Anonymous More than 1 year ago
Guest More than 1 year ago
This book was no help in my efforts to understand how to draw folds, textures, and patterns in cloth. There's plenty of text, but no step-by-step instructions. The photos were dark and the illustrations, indistinct. Try Lee Hammond's 'Draw Fashion Models!' instead. Granted, I haven't seen the inside of that book yet, but anything's got to be better than this!
Guest More than 1 year ago
I was really looking forward to flipping through this book's pages, expecting to find some comprehensive instruction. Man, was I disappointed!! The text is extremely dry and boring, explaining the different kinds of folds in clothing, which MIGHT only be interesting to a seamstress, but I kinda doubt it. But the most disappointing fact was that the sketches were vague and looked like they had been copied with an old xerox machine that should've been put out to pasture.
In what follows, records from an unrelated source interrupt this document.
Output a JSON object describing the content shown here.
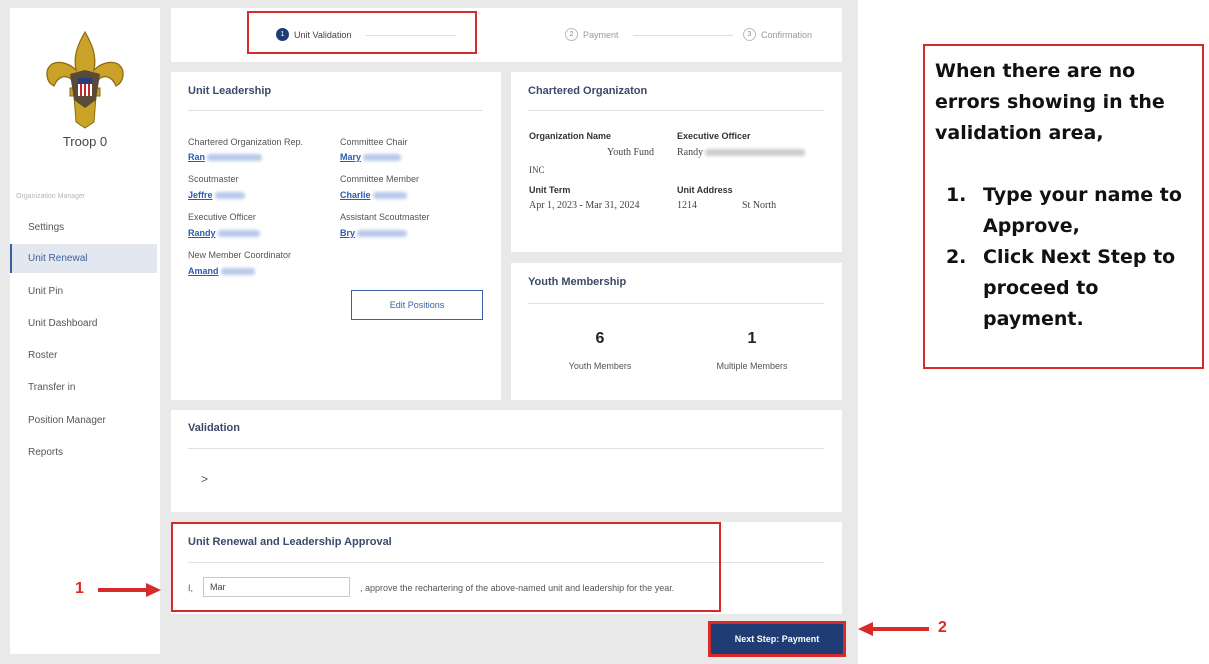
{
  "sidebar": {
    "troop": "Troop 0",
    "section": "Organization Manager",
    "items": [
      "Settings",
      "Unit Renewal",
      "Unit Pin",
      "Unit Dashboard",
      "Roster",
      "Transfer in",
      "Position Manager",
      "Reports"
    ],
    "active_item": "Unit Renewal"
  },
  "steps": [
    {
      "num": "1",
      "label": "Unit Validation"
    },
    {
      "num": "2",
      "label": "Payment"
    },
    {
      "num": "3",
      "label": "Confirmation"
    }
  ],
  "unit_leadership": {
    "title": "Unit Leadership",
    "positions": [
      {
        "role": "Chartered Organization Rep.",
        "name": "Ran"
      },
      {
        "role": "Committee Chair",
        "name": "Mary"
      },
      {
        "role": "Scoutmaster",
        "name": "Jeffre"
      },
      {
        "role": "Committee Member",
        "name": "Charlie"
      },
      {
        "role": "Executive Officer",
        "name": "Randy"
      },
      {
        "role": "Assistant Scoutmaster",
        "name": "Bry"
      },
      {
        "role": "New Member Coordinator",
        "name": "Amand"
      }
    ],
    "edit_button": "Edit Positions"
  },
  "chartered_org": {
    "title": "Chartered Organizaton",
    "org_name_label": "Organization Name",
    "org_name_value": "Youth Fund",
    "org_name_line2": "INC",
    "exec_label": "Executive Officer",
    "exec_value": "Randy",
    "term_label": "Unit Term",
    "term_value": "Apr 1, 2023 - Mar 31, 2024",
    "address_label": "Unit Address",
    "address_num": "1214",
    "address_street": "St North"
  },
  "youth_membership": {
    "title": "Youth Membership",
    "youth_count": "6",
    "youth_label": "Youth Members",
    "multiple_count": "1",
    "multiple_label": "Multiple Members"
  },
  "validation": {
    "title": "Validation",
    "chevron": ">"
  },
  "approval": {
    "title": "Unit Renewal and Leadership Approval",
    "prefix": "I,",
    "name_value": "Mar",
    "suffix": ", approve the rechartering of the above-named unit and leadership for the year."
  },
  "next_button": "Next Step: Payment",
  "annotations": {
    "marker1": "1",
    "marker2": "2",
    "note_intro": "When there are no errors showing in the validation area,",
    "note_steps": [
      "Type your name to Approve,",
      "Click Next Step to proceed to payment."
    ]
  },
  "colors": {
    "accent": "#1f3c75",
    "annotation_red": "#d62b2b",
    "link": "#2a5bb3"
  }
}
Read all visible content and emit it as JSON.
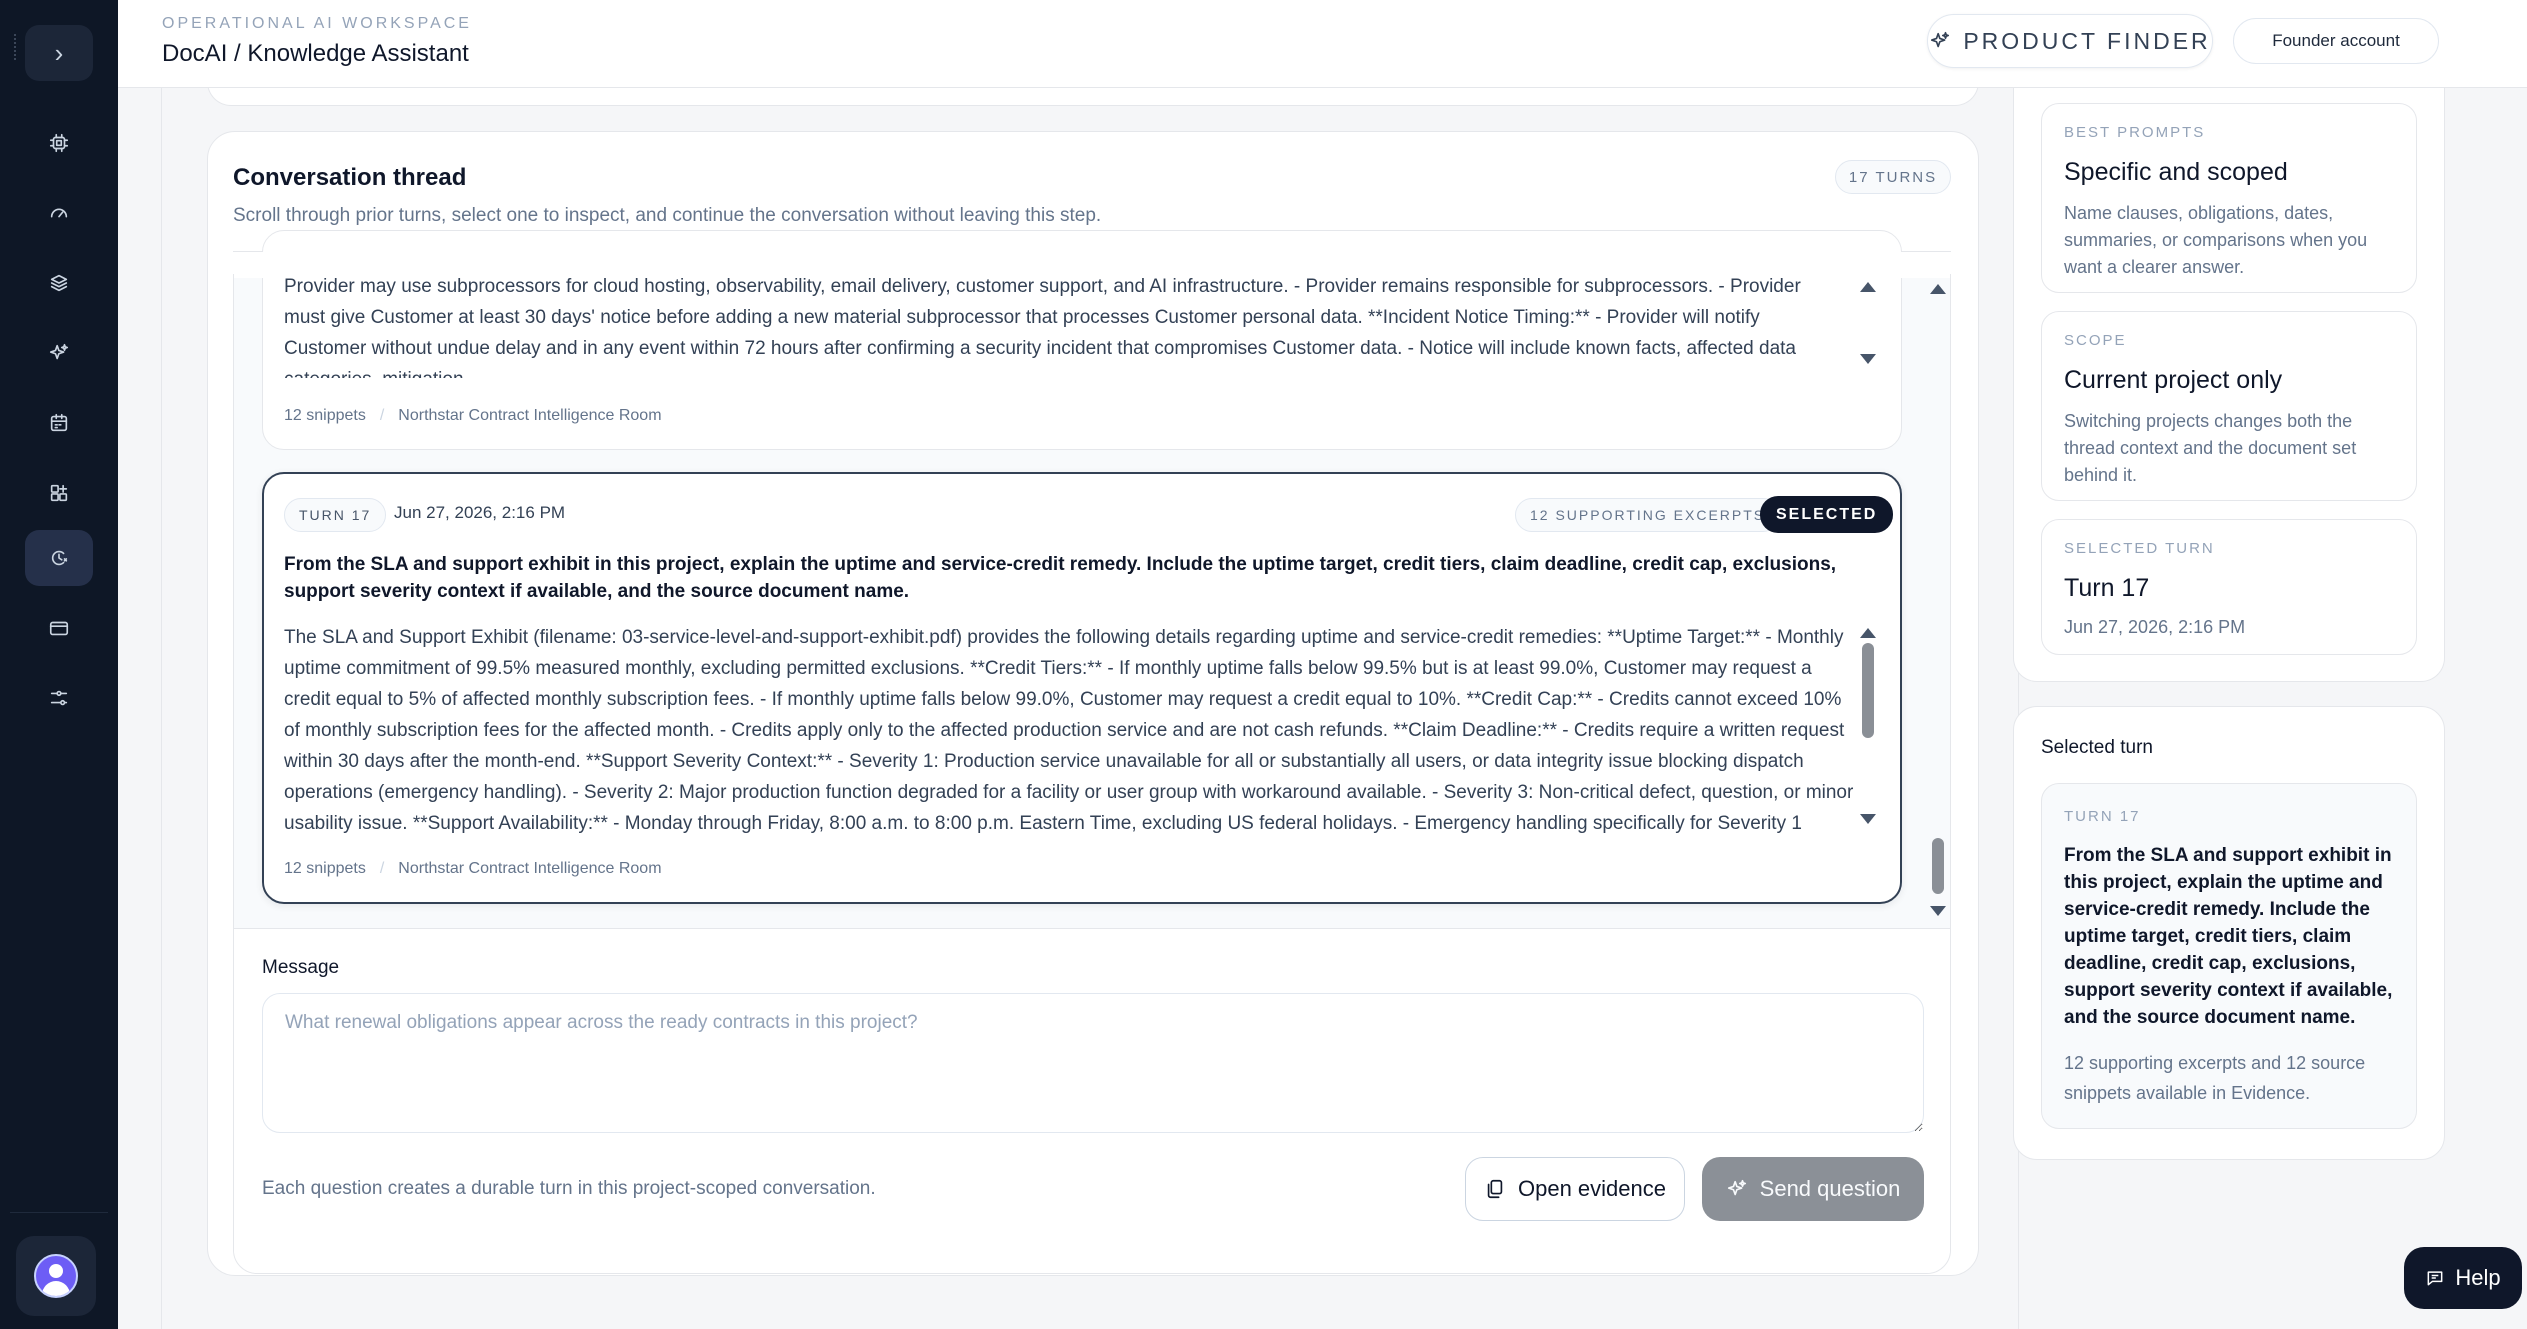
{
  "header": {
    "eyebrow": "OPERATIONAL AI WORKSPACE",
    "title": "DocAI / Knowledge Assistant",
    "product_finder_label": "PRODUCT FINDER",
    "account_label": "Founder account"
  },
  "rail": {
    "toggle_icon": "chevron-right-icon",
    "items": [
      {
        "icon": "chip-icon",
        "active": false
      },
      {
        "icon": "gauge-icon",
        "active": false
      },
      {
        "icon": "layers-icon",
        "active": false
      },
      {
        "icon": "sparkles-icon",
        "active": false
      },
      {
        "icon": "calendar-icon",
        "active": false
      },
      {
        "icon": "grid-plus-icon",
        "active": false
      },
      {
        "icon": "assistant-icon",
        "active": true
      },
      {
        "icon": "card-icon",
        "active": false
      },
      {
        "icon": "sliders-icon",
        "active": false
      }
    ]
  },
  "thread": {
    "title": "Conversation thread",
    "subtitle": "Scroll through prior turns, select one to inspect, and continue the conversation without leaving this step.",
    "turns_badge": "17 TURNS",
    "previous_turn": {
      "answer": "procedures, secure software development practices, backup monitoring, and vulnerability remediation processes proportional to service risk are maintained. **Subprocessors:** - Provider may use subprocessors for cloud hosting, observability, email delivery, customer support, and AI infrastructure. - Provider remains responsible for subprocessors. - Provider must give Customer at least 30 days' notice before adding a new material subprocessor that processes Customer personal data. **Incident Notice Timing:** - Provider will notify Customer without undue delay and in any event within 72 hours after confirming a security incident that compromises Customer data. - Notice will include known facts, affected data categories, mitigation",
      "snippets": "12 snippets",
      "separator": "/",
      "room": "Northstar Contract Intelligence Room"
    },
    "selected_turn": {
      "turn_label": "TURN 17",
      "date": "Jun 27, 2026, 2:16 PM",
      "excerpts_label": "12 SUPPORTING EXCERPTS",
      "selected_label": "SELECTED",
      "question": "From the SLA and support exhibit in this project, explain the uptime and service-credit remedy. Include the uptime target, credit tiers, claim deadline, credit cap, exclusions, support severity context if available, and the source document name.",
      "answer": "The SLA and Support Exhibit (filename: 03-service-level-and-support-exhibit.pdf) provides the following details regarding uptime and service-credit remedies: **Uptime Target:** - Monthly uptime commitment of 99.5% measured monthly, excluding permitted exclusions. **Credit Tiers:** - If monthly uptime falls below 99.5% but is at least 99.0%, Customer may request a credit equal to 5% of affected monthly subscription fees. - If monthly uptime falls below 99.0%, Customer may request a credit equal to 10%. **Credit Cap:** - Credits cannot exceed 10% of monthly subscription fees for the affected month. - Credits apply only to the affected production service and are not cash refunds. **Claim Deadline:** - Credits require a written request within 30 days after the month-end. **Support Severity Context:** - Severity 1: Production service unavailable for all or substantially all users, or data integrity issue blocking dispatch operations (emergency handling). - Severity 2: Major production function degraded for a facility or user group with workaround available. - Severity 3: Non-critical defect, question, or minor usability issue. **Support Availability:** - Monday through Friday, 8:00 a.m. to 8:00 p.m. Eastern Time, excluding US federal holidays. - Emergency handling specifically for Severity 1",
      "snippets": "12 snippets",
      "separator": "/",
      "room": "Northstar Contract Intelligence Room"
    }
  },
  "compose": {
    "label": "Message",
    "placeholder": "What renewal obligations appear across the ready contracts in this project?",
    "value": "",
    "note": "Each question creates a durable turn in this project-scoped conversation.",
    "open_evidence_label": "Open evidence",
    "send_label": "Send question"
  },
  "side": {
    "tips": [
      {
        "eyebrow": "BEST PROMPTS",
        "title": "Specific and scoped",
        "body": "Name clauses, obligations, dates, summaries, or comparisons when you want a clearer answer."
      },
      {
        "eyebrow": "SCOPE",
        "title": "Current project only",
        "body": "Switching projects changes both the thread context and the document set behind it."
      },
      {
        "eyebrow": "SELECTED TURN",
        "title": "Turn 17",
        "body": "Jun 27, 2026, 2:16 PM"
      }
    ],
    "selected": {
      "heading": "Selected turn",
      "turn_label": "TURN 17",
      "question": "From the SLA and support exhibit in this project, explain the uptime and service-credit remedy. Include the uptime target, credit tiers, claim deadline, credit cap, exclusions, support severity context if available, and the source document name.",
      "footer": "12 supporting excerpts and 12 source snippets available in Evidence."
    }
  },
  "help_label": "Help"
}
Don't waste your time or money on this one...it's overrated to say the least.